REQUIRED WORK: Beginning with the line that contains "Output a JSON", copy each subsequent line of the data below through the last one, including both ends but not the pictures.

DATA PROVIDED:
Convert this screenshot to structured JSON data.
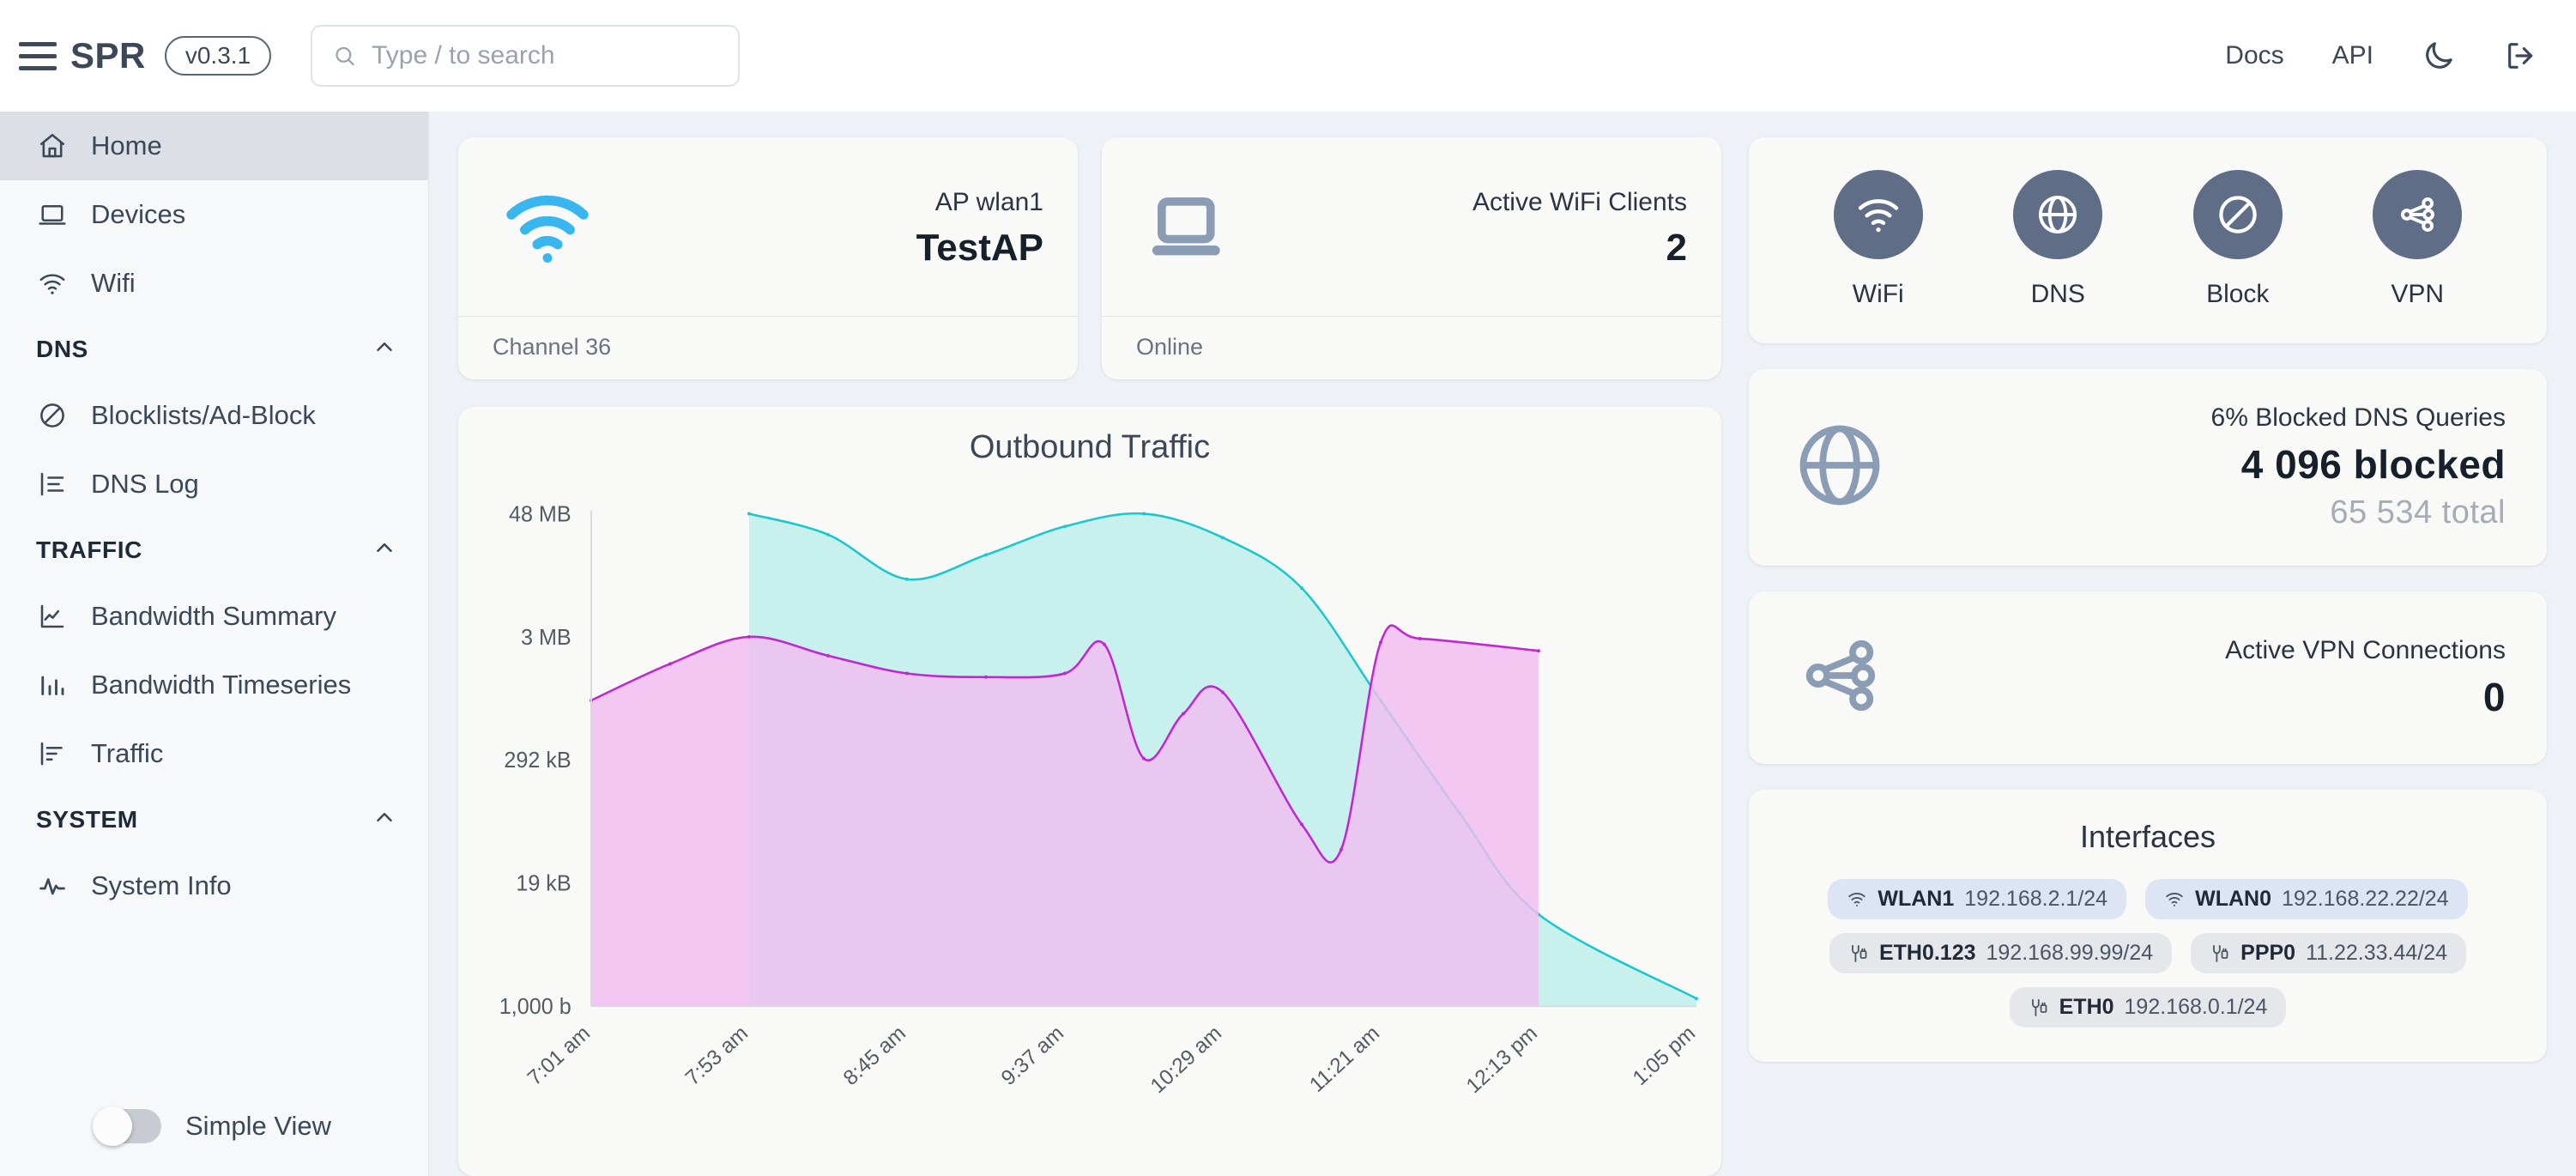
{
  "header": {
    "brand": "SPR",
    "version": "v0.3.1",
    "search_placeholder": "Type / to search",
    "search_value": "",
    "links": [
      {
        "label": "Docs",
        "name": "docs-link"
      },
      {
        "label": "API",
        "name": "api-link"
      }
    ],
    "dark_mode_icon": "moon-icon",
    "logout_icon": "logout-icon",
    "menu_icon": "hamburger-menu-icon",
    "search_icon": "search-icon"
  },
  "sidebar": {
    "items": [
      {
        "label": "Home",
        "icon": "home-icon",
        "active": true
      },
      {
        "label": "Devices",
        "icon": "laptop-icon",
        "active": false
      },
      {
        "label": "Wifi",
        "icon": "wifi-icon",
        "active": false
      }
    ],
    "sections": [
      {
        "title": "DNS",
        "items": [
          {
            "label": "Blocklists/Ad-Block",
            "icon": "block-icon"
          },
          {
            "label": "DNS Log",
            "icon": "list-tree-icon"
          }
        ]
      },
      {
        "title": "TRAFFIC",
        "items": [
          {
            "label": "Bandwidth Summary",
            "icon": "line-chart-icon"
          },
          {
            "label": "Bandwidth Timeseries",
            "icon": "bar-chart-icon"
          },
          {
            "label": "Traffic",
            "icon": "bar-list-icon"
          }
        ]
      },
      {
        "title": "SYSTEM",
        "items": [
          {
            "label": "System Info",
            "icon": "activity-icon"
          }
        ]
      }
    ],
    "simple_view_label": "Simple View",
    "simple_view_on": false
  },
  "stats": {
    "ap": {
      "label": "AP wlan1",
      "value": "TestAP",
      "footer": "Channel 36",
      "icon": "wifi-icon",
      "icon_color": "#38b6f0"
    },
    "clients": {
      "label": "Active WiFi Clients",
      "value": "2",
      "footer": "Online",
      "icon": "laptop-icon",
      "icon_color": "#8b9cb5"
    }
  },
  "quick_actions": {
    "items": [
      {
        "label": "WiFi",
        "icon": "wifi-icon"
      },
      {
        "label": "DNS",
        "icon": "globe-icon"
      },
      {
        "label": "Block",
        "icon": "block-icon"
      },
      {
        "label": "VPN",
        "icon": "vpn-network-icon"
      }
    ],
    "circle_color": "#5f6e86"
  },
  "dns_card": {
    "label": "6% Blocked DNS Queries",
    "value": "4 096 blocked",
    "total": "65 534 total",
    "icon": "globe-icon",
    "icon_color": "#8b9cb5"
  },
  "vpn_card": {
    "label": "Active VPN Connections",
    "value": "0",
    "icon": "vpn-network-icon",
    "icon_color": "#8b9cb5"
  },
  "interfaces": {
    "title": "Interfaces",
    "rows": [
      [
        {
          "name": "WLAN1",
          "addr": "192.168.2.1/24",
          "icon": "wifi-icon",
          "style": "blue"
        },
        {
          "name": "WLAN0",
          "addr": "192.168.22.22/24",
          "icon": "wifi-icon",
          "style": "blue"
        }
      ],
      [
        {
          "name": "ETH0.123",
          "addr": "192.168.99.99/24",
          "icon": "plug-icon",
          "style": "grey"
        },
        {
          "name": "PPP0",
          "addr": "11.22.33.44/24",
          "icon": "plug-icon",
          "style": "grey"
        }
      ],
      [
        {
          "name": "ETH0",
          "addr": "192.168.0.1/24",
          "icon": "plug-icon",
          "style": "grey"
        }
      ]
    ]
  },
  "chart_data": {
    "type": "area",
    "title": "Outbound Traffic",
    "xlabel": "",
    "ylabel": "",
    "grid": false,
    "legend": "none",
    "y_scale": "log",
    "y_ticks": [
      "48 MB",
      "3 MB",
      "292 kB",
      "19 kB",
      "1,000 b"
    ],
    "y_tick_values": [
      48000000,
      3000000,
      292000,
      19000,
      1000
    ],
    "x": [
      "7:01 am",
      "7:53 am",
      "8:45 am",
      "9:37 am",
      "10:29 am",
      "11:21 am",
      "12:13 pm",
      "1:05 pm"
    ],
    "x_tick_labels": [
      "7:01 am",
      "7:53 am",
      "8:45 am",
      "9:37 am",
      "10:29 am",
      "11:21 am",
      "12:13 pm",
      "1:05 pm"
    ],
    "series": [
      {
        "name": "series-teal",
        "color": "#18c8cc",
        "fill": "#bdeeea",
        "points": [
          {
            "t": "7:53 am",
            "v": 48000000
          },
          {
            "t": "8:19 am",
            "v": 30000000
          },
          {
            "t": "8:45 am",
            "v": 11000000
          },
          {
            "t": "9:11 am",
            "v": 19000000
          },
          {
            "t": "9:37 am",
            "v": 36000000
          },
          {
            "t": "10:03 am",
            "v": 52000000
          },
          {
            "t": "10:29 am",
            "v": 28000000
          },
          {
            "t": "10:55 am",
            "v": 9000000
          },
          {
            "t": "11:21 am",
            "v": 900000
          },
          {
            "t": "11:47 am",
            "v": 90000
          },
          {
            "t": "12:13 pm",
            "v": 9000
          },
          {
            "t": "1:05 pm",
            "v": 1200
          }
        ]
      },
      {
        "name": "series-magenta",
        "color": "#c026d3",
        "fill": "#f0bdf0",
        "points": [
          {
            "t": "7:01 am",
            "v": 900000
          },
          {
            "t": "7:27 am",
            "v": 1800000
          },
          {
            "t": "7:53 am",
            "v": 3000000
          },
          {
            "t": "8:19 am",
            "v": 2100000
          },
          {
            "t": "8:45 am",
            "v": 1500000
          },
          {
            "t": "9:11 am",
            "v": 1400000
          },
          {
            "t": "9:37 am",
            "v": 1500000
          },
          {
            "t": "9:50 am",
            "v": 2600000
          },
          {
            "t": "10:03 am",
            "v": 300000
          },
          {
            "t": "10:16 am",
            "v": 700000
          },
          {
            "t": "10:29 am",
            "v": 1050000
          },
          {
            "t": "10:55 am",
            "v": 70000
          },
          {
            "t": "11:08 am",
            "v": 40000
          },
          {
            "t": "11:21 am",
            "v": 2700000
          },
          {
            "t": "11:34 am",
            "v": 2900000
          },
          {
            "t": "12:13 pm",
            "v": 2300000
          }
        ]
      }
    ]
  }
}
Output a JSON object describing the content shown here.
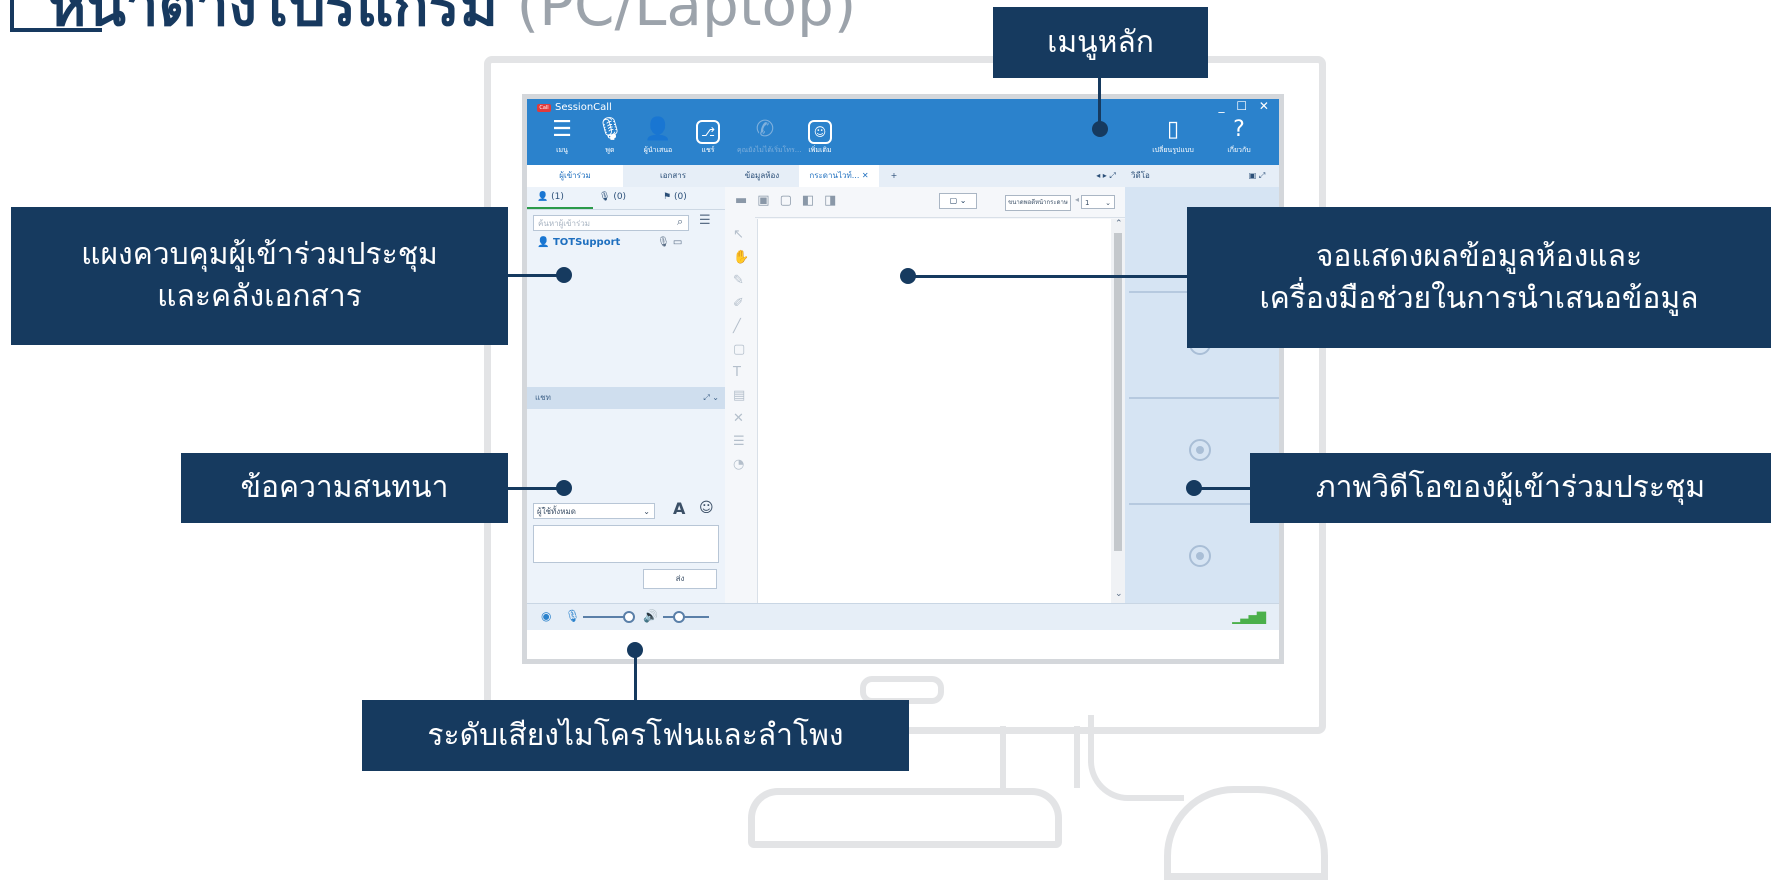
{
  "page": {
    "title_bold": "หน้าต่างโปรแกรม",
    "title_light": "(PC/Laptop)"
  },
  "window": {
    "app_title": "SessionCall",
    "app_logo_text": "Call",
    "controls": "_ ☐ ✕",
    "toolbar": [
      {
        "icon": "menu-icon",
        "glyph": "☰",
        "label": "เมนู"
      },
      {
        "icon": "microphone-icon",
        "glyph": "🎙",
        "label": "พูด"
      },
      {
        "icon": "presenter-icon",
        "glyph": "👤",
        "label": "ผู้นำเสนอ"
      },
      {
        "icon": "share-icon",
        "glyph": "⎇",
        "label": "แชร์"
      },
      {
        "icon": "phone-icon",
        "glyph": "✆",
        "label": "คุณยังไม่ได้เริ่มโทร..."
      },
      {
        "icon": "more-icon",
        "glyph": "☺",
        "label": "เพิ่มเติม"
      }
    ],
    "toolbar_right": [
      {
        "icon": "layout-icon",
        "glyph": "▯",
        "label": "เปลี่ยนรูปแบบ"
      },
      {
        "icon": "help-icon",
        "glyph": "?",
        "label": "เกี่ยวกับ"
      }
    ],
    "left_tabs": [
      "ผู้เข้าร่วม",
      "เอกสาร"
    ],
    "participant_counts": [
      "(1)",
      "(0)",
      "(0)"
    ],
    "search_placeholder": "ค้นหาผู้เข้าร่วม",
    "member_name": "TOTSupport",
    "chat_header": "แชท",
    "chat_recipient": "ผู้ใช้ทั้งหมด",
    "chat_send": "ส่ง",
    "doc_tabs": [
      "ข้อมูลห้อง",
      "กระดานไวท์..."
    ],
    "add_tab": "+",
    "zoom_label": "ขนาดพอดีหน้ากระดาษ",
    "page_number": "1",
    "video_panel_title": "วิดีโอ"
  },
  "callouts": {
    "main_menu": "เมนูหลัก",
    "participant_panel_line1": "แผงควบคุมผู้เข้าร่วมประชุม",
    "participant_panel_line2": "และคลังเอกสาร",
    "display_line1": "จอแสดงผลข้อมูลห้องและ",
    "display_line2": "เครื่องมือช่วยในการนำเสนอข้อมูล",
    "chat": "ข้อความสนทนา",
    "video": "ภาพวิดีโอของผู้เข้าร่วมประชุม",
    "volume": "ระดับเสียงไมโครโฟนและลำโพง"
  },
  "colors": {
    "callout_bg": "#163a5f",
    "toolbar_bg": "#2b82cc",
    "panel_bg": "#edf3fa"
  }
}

ANSWER SPACE:
Output a JSON object describing the content shown here.
{
  "page": {
    "title_bold": "หน้าต่างโปรแกรม",
    "title_light": "(PC/Laptop)"
  },
  "window": {
    "app_title": "SessionCall",
    "app_logo_text": "Call",
    "controls": "_ ☐ ✕",
    "toolbar": [
      {
        "icon": "menu-icon",
        "glyph": "☰",
        "label": "เมนู"
      },
      {
        "icon": "microphone-icon",
        "glyph": "🎙",
        "label": "พูด"
      },
      {
        "icon": "presenter-icon",
        "glyph": "👤",
        "label": "ผู้นำเสนอ"
      },
      {
        "icon": "share-icon",
        "glyph": "⎇",
        "label": "แชร์"
      },
      {
        "icon": "phone-icon",
        "glyph": "✆",
        "label": "คุณยังไม่ได้เริ่มโทร..."
      },
      {
        "icon": "more-icon",
        "glyph": "☺",
        "label": "เพิ่มเติม"
      }
    ],
    "toolbar_right": [
      {
        "icon": "layout-icon",
        "glyph": "▯",
        "label": "เปลี่ยนรูปแบบ"
      },
      {
        "icon": "help-icon",
        "glyph": "?",
        "label": "เกี่ยวกับ"
      }
    ],
    "left_tabs": [
      "ผู้เข้าร่วม",
      "เอกสาร"
    ],
    "participant_counts": [
      "(1)",
      "(0)",
      "(0)"
    ],
    "search_placeholder": "ค้นหาผู้เข้าร่วม",
    "member_name": "TOTSupport",
    "chat_header": "แชท",
    "chat_recipient": "ผู้ใช้ทั้งหมด",
    "chat_send": "ส่ง",
    "doc_tabs": [
      "ข้อมูลห้อง",
      "กระดานไวท์..."
    ],
    "add_tab": "+",
    "zoom_label": "ขนาดพอดีหน้ากระดาษ",
    "page_number": "1",
    "video_panel_title": "วิดีโอ"
  },
  "callouts": {
    "main_menu": "เมนูหลัก",
    "participant_panel_line1": "แผงควบคุมผู้เข้าร่วมประชุม",
    "participant_panel_line2": "และคลังเอกสาร",
    "display_line1": "จอแสดงผลข้อมูลห้องและ",
    "display_line2": "เครื่องมือช่วยในการนำเสนอข้อมูล",
    "chat": "ข้อความสนทนา",
    "video": "ภาพวิดีโอของผู้เข้าร่วมประชุม",
    "volume": "ระดับเสียงไมโครโฟนและลำโพง"
  },
  "colors": {
    "callout_bg": "#163a5f",
    "toolbar_bg": "#2b82cc",
    "panel_bg": "#edf3fa"
  }
}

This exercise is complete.